Bring a large pot of generously salted water to a boil. While it heats, trim the root end of the garlic; then slice the entire stem in half lengthwise. Remove any tough outer skin. Lay each half cut-side-down and slice as thinly as possible up the stem as far as it is tender. Gather up the garlic in a bowl, season with coarse salt and work the salt into the sliced garlic using your fingers. Let sit for at least 10 minutes. When the water boils, add the asparagus and cook for 2 minutes. Drain and plunge into a bowl of ice water to stop the cooking. Drain and dry the asparagus spears, then cut thinly (1/4-inch) on the bias. Arrange the asparagus on a platter (or individual plates). Sprinkle the garlic over the asparagus. Drizzle some oil over the asparagus. Using a vegetable peeler, scrape away about 1 inch of the horseradish skin from the end of the root; give it a rinse.
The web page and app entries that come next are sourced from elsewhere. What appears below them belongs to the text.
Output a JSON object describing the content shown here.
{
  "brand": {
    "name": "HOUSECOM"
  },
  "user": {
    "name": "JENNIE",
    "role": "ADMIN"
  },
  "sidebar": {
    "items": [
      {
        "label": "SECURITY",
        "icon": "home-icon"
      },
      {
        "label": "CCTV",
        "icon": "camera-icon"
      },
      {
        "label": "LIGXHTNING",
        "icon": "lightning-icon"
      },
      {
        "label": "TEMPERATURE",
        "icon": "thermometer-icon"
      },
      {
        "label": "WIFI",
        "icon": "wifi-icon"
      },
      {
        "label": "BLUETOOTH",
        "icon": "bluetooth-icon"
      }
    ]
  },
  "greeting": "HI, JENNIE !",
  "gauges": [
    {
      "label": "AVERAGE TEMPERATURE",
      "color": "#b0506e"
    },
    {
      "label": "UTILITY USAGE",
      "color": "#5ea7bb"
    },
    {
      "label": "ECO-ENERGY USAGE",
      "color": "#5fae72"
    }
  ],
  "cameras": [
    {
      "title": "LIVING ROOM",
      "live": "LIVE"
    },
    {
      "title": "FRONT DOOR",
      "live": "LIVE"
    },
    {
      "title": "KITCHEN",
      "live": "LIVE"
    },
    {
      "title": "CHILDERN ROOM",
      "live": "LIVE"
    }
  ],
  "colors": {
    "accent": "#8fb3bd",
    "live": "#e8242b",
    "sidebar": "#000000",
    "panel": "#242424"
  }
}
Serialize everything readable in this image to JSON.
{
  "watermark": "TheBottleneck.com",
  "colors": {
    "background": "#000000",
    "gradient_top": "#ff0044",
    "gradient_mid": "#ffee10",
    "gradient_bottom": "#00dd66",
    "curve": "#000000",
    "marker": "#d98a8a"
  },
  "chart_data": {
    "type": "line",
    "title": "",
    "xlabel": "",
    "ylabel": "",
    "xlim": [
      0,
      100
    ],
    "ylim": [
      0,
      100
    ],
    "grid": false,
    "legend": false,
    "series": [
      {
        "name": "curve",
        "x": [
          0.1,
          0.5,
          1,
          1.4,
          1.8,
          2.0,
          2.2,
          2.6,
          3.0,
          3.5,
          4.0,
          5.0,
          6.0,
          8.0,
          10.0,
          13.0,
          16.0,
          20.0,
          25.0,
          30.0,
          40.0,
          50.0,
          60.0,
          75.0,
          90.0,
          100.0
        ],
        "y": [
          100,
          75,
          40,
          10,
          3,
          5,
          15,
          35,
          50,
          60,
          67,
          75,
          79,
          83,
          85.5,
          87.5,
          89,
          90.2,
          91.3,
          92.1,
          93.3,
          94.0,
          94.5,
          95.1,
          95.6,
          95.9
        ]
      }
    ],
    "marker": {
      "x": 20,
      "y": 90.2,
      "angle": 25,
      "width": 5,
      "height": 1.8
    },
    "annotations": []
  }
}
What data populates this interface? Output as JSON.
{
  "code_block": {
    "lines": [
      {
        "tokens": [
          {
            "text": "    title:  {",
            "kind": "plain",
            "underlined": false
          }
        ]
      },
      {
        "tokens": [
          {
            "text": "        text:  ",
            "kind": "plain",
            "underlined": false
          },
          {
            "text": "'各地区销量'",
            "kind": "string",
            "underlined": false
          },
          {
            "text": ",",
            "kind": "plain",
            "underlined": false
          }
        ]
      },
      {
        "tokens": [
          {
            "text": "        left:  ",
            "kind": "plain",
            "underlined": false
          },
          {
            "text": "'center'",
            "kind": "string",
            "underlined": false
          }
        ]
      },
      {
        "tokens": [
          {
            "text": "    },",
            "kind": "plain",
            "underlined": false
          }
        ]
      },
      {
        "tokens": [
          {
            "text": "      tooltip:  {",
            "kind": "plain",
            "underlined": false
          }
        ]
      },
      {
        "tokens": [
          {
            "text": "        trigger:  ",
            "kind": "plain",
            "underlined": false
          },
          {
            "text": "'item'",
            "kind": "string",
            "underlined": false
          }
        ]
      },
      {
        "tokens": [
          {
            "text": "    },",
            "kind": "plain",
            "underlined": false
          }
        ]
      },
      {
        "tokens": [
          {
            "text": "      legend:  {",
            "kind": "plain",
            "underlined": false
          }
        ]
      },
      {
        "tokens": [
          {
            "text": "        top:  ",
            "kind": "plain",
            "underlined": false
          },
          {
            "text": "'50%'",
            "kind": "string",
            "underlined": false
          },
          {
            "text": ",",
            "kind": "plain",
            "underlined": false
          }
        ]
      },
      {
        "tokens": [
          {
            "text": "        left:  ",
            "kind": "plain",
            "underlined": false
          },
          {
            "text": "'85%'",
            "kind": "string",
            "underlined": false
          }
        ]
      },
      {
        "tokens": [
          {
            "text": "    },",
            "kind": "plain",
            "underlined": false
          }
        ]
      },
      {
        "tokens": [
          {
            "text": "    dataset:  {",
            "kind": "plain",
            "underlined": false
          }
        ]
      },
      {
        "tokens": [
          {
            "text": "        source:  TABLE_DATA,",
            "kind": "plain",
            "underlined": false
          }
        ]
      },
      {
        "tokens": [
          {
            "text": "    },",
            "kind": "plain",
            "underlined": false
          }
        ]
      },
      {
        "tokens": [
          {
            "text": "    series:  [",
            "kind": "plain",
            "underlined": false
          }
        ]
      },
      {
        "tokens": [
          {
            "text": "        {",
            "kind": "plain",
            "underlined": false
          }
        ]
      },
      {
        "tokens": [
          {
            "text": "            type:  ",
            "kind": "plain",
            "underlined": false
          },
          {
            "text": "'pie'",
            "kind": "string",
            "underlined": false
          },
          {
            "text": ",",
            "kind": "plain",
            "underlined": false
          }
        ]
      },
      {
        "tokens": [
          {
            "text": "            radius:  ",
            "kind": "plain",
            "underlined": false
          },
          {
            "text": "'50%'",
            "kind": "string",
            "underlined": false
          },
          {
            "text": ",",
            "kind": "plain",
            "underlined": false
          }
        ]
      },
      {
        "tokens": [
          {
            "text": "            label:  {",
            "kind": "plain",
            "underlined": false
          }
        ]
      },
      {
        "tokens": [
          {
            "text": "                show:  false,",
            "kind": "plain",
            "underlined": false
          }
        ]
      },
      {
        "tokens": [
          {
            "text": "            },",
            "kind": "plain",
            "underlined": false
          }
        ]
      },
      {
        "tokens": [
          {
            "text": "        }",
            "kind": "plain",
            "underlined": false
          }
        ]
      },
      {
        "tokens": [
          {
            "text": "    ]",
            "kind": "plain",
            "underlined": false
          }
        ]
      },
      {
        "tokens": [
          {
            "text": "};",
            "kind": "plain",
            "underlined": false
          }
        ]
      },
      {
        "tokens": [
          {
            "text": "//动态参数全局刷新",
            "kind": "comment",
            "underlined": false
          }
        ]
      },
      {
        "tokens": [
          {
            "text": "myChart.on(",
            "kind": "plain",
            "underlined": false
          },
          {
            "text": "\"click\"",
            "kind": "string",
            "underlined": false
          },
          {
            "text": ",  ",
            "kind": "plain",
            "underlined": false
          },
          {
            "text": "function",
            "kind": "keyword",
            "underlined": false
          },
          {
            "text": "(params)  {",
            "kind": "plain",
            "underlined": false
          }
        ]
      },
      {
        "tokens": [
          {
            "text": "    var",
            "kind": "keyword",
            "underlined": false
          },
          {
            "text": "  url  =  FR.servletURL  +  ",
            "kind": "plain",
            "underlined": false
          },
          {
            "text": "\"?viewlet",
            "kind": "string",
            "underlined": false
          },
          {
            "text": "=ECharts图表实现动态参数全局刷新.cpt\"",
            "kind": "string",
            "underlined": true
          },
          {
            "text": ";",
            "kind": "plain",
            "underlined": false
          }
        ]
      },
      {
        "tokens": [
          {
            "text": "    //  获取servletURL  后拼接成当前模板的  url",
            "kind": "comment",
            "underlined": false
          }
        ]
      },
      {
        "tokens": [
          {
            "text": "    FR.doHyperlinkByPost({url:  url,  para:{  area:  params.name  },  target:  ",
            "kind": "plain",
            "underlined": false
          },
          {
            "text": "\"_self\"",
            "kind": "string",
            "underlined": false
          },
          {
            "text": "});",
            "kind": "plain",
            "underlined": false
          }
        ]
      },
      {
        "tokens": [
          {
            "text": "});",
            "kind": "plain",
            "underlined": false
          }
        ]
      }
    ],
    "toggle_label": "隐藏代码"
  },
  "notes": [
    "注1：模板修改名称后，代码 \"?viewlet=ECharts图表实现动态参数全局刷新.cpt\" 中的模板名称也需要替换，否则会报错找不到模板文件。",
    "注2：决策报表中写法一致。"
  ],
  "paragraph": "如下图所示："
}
Grate the white root over the asparagus -- about 2 tsp of horseradish. Season with more salt, if needed, and serve with lemon wedges.

Cinnamon Sweet Potato Ice Cream with Toasted Walnuts, a Julia Bauer recipe that uses no sugar; if you prefer sweeter ice cream than the sweet potato offers, add a little honey or maple syrup.
1 medium-large sweet potato, baked until soft
1 (14 oz) canned coconut milk
1 tsp vanilla extract
2-3 T cinnamon (the more the better)
sprinkle of nutmeg
pinch of salt
⅓ C walnuts, roughly chopped
2 T coconut oil
¼ tsp vanilla extract
more cinnamon
one more pinch of salt
Bake your sweet potato. So poke holes in it using a fork. Preheat oven to 400°F and place your sweet potato on a baking sweet. Bake for 35-45 minutes or until your sweet potato is soft to the touch. Remove from oven, let cool and remove the skin. Place sweet potato in a food processor along with your coconut milk and puree until smooth. Then add your vanilla extract, cinnamon, nutmeg, and pinch of salt and puree one more time. Place in fridge to cool for 30min.-1 hour depending how warm your sweet potato was. Add cooled mixture to your ice cream maker and follow the directions.
While your ice cream churns, pull out a small saucepan, place on medium heat and add your 2 T coconut oil along with ¼ tsp vanilla extract. Then add your walnuts and mix around to help the coconut oil coat on all sides. Let your walnuts begin to roast. After a minute or so, they will become fragrant and then add your cinnamon and a bit of salt. Keep flipping around your walnuts so they do not burn and they can coat in the cinnamon. Once your ice cream is done, top with walnuts. 

Green Garlic Pesto (adapted from Tyrant Farms)
2 C green garlic, trimmed of any tough ends and chopped into 2-inch pieces
¼ C white wine (optional)
1 C parmesan cheese
¼ C extra virgin olive oil
juice from 1 lemon
1 C pine nuts (or your choice)
¼ C water
1 tsp salt
Pepper to taste
Place the green garlic, white wine (if using), water, and olive oil in the bottom of a food processor and pulse several times, until garlic begins to look more finely chopped. Add the nuts, lemon juice, parmesan cheese, and salt and pepper. Process until smooth. Serve with crackers, sandwiches, pastas, or as a vegetable dip. 

Asparagus with Salsa Verde, Serves 4 (Fresh Magazine)
1/3 C extra-virgin olive oil
3 T minced shallot
4 anchovy fillets, rinsed and minced to a paste
2 tsp fresh lemon juice
2 tsp capers, rinsed and finely minced
1 tsp grated lemon zest
salt to taste
1 bunch asparagus, trimmed
For the salsa: combine the olive oil, parsley, shallot, anchovies, lemon juice, capers, and lemon zest. Stir to blend and then season with salt to taste.
For the asparagus: bring a large pot of salted water to a boil over high heat. Add the asparagus and cook until just tender, about 4 minutes. Remove from water and pat dry on a towel. Arrange spears on a platter and spoon the sauce over the warm spears. Serve immediately.